One, frighteningly expensive, way that the small diamonds might be mounted in the hardstone parts is if they were in a variation of invisible setting. But these days the ultra-wealthy have so much money that the sky’s the limit on labor costs.

Hi, you may want to check out HXTAL Epoxy. I use it in my glass artwork. It is a museum grade expoxy that has the refractive index of borosilicate glass, is non-yelloing and very strong. There is also another epoxy on the attached website. You do not need much of it and need to key an eye it over a few hours because it will run if you use too much. Read up on the application


A question:
Will this epoxy take the vibration of setting in a metal, or does it degrade if used in anything that flexes over time, unlike setting into glass or stone, which remains rigid?

HXTAL, very interesting! this is a 2 part epoxy. Not one that cures with a UV light??

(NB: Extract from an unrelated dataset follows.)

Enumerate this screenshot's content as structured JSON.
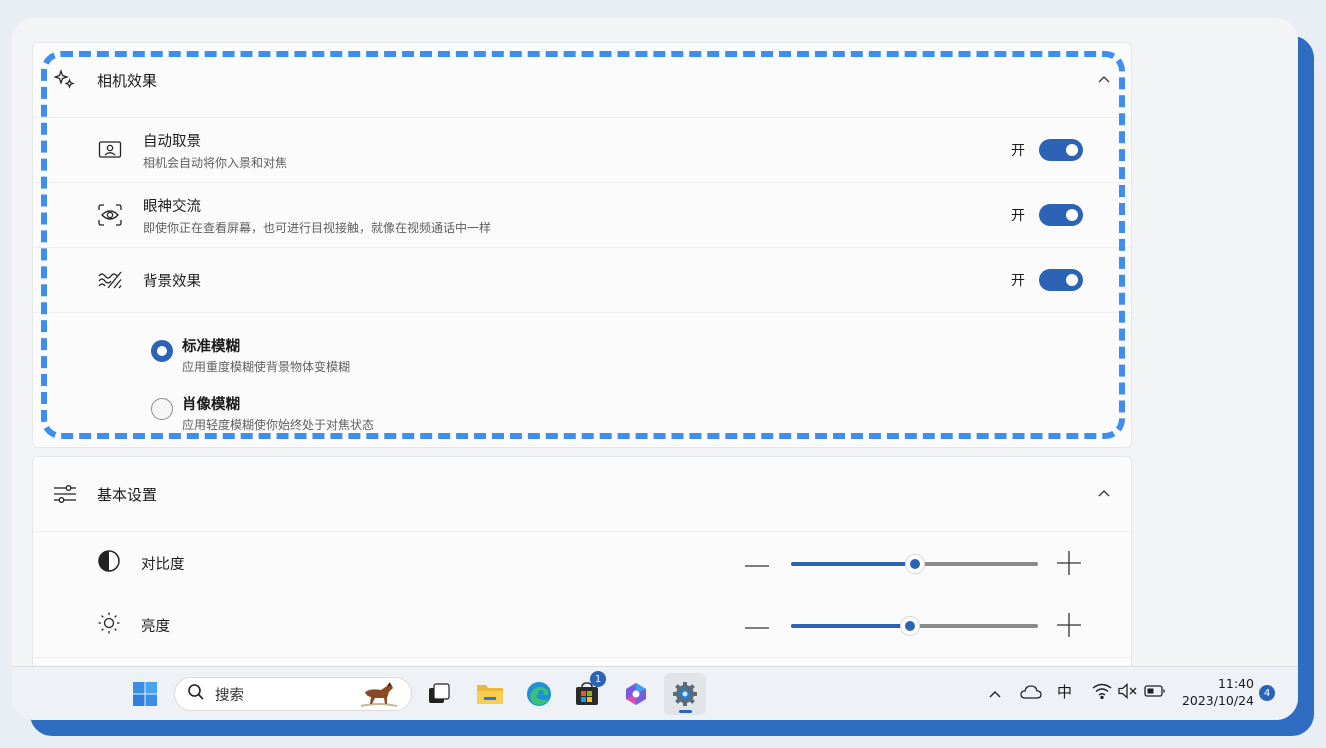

It might be difficult to get enough UV through the stone to cure the epoxy evenly behind it. The chemical reaction is a guaranteed cure. (when mixed correctly of course)

I know that artists who make large ground and polished glass pieces use a type of UV glue. Most that I have seen are transparent so I guess the UV can get through the large slabs of glass. I totally forgot about opaque surfaces with Uv glues. duh. thanks for your input